Detectives were still trying to determine a motive for the killing of a young man who did not have a police record. Crump was shot 10 to 12 times in the head and face around 5:30 a.m., and at one point had been on his knees.
Crump's family was planning to hold a vigil for the teen, who they said was popular and had charisma, and had been working at Wendy's for just two weeks.
"He had a million friends and a big family that loved him," his mother, Sherron Kaba, 39, said Tuesday. "I know everybody loved him. Everybody always said he had an infectious smile and it melted their heart."
The manner in which her son was killed was especially painful for the Northeast Philadelphia resident.
"I don't want to talk about what happened," she said. "I believe in God and love my son and believe he is in heaven. That is how I'm dealing with this the best I can."

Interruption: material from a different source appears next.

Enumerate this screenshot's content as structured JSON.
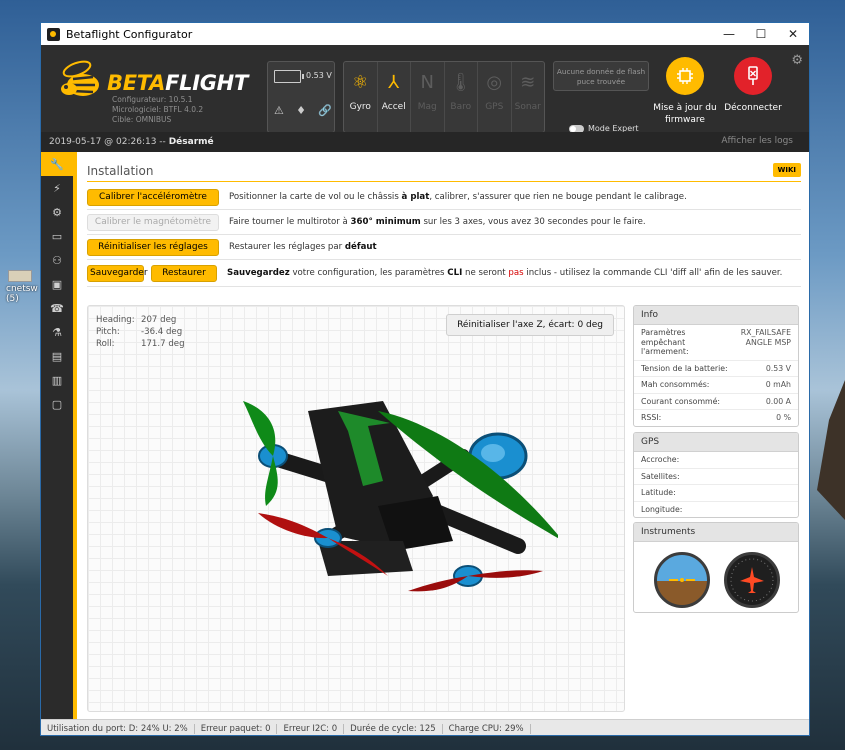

On Twitter, Crump's posts would alternate between gangsta-rap posturing and religious devotion.
One friend described him as someone who dreamed of making it as an entrepreneur.

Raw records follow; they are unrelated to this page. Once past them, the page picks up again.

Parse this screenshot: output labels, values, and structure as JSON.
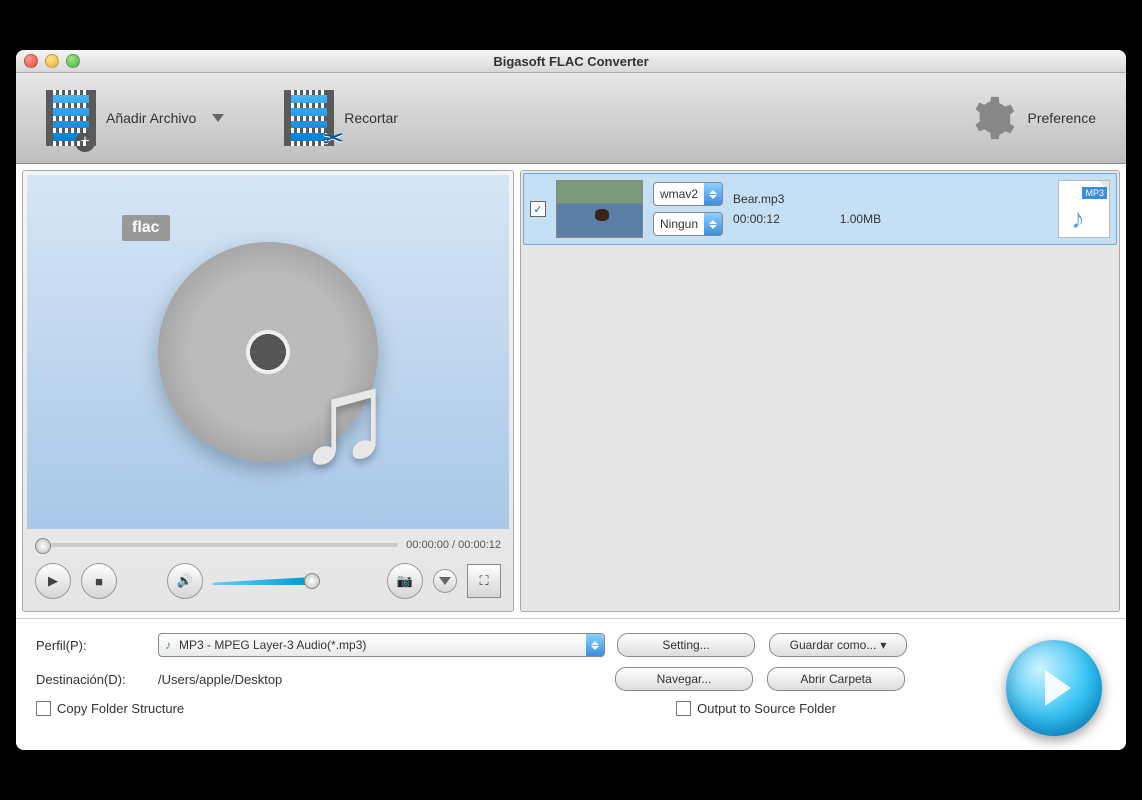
{
  "window": {
    "title": "Bigasoft FLAC Converter"
  },
  "toolbar": {
    "add_file": "Añadir Archivo",
    "trim": "Recortar",
    "preference": "Preference"
  },
  "preview": {
    "badge": "flac",
    "time_current": "00:00:00",
    "time_total": "00:00:12"
  },
  "file": {
    "codec_options": {
      "selected": "wmav2"
    },
    "subtitle_options": {
      "selected": "Ningun"
    },
    "name": "Bear.mp3",
    "duration": "00:00:12",
    "size": "1.00MB",
    "format_badge": "MP3"
  },
  "profile": {
    "label": "Perfil(P):",
    "value": "MP3 - MPEG Layer-3 Audio(*.mp3)"
  },
  "destination": {
    "label": "Destinación(D):",
    "path": "/Users/apple/Desktop"
  },
  "buttons": {
    "setting": "Setting...",
    "save_as": "Guardar como...",
    "browse": "Navegar...",
    "open_folder": "Abrir Carpeta"
  },
  "checkboxes": {
    "copy_structure": "Copy Folder Structure",
    "output_source": "Output to Source Folder"
  }
}
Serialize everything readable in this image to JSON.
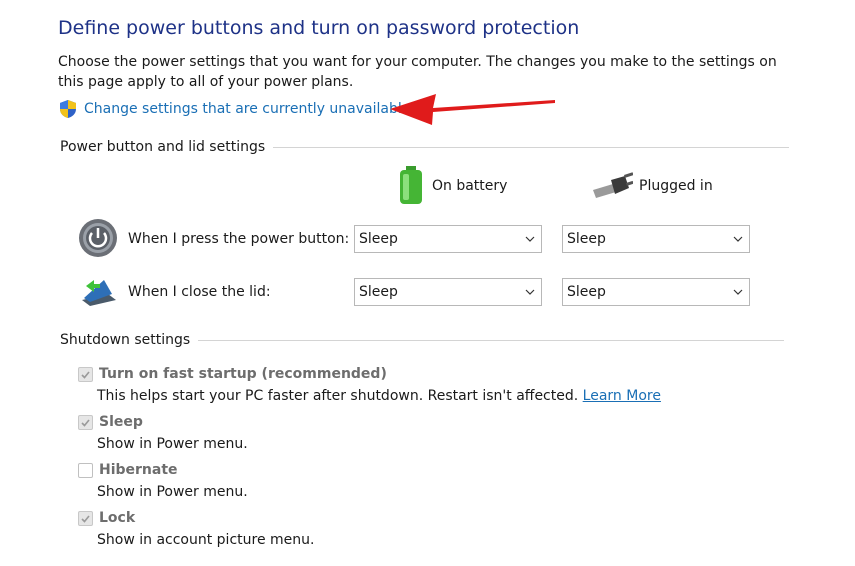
{
  "header": {
    "title": "Define power buttons and turn on password protection",
    "description": "Choose the power settings that you want for your computer. The changes you make to the settings on this page apply to all of your power plans.",
    "change_link": "Change settings that are currently unavailable"
  },
  "power_section": {
    "label": "Power button and lid settings",
    "columns": {
      "battery": "On battery",
      "plugged": "Plugged in"
    },
    "rows": [
      {
        "label": "When I press the power button:",
        "battery": "Sleep",
        "plugged": "Sleep"
      },
      {
        "label": "When I close the lid:",
        "battery": "Sleep",
        "plugged": "Sleep"
      }
    ]
  },
  "shutdown_section": {
    "label": "Shutdown settings",
    "items": [
      {
        "label": "Turn on fast startup (recommended)",
        "desc": "This helps start your PC faster after shutdown. Restart isn't affected.",
        "link": "Learn More",
        "checked": true
      },
      {
        "label": "Sleep",
        "desc": "Show in Power menu.",
        "checked": true
      },
      {
        "label": "Hibernate",
        "desc": "Show in Power menu.",
        "checked": false
      },
      {
        "label": "Lock",
        "desc": "Show in account picture menu.",
        "checked": true
      }
    ]
  },
  "colors": {
    "title": "#1e3287",
    "link": "#1a6fb5",
    "arrow": "#e01b1b",
    "disabled_text": "#6d6d6d"
  }
}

Kaba said Crump was a 2012 graduate of George Washington High School, which is near the crime scene. Crump loved playing basketball and was a big fan of LeBron James, Kaba said.
Crump was also a fan of hip-hop mogul Jay Z, she said.
"We as parents really need to take a stand and come out and embrace our kids," Kaba said. "That's why I hurt. My life was devoted to Daquan."
Crump's grandmother Reva Moore said he "was very positive. He was a typical 19-year-old."
Contact Sulaiman Abdur-Rahman at firstname.lastname@example.org, or follow on Twitter @sabdurr.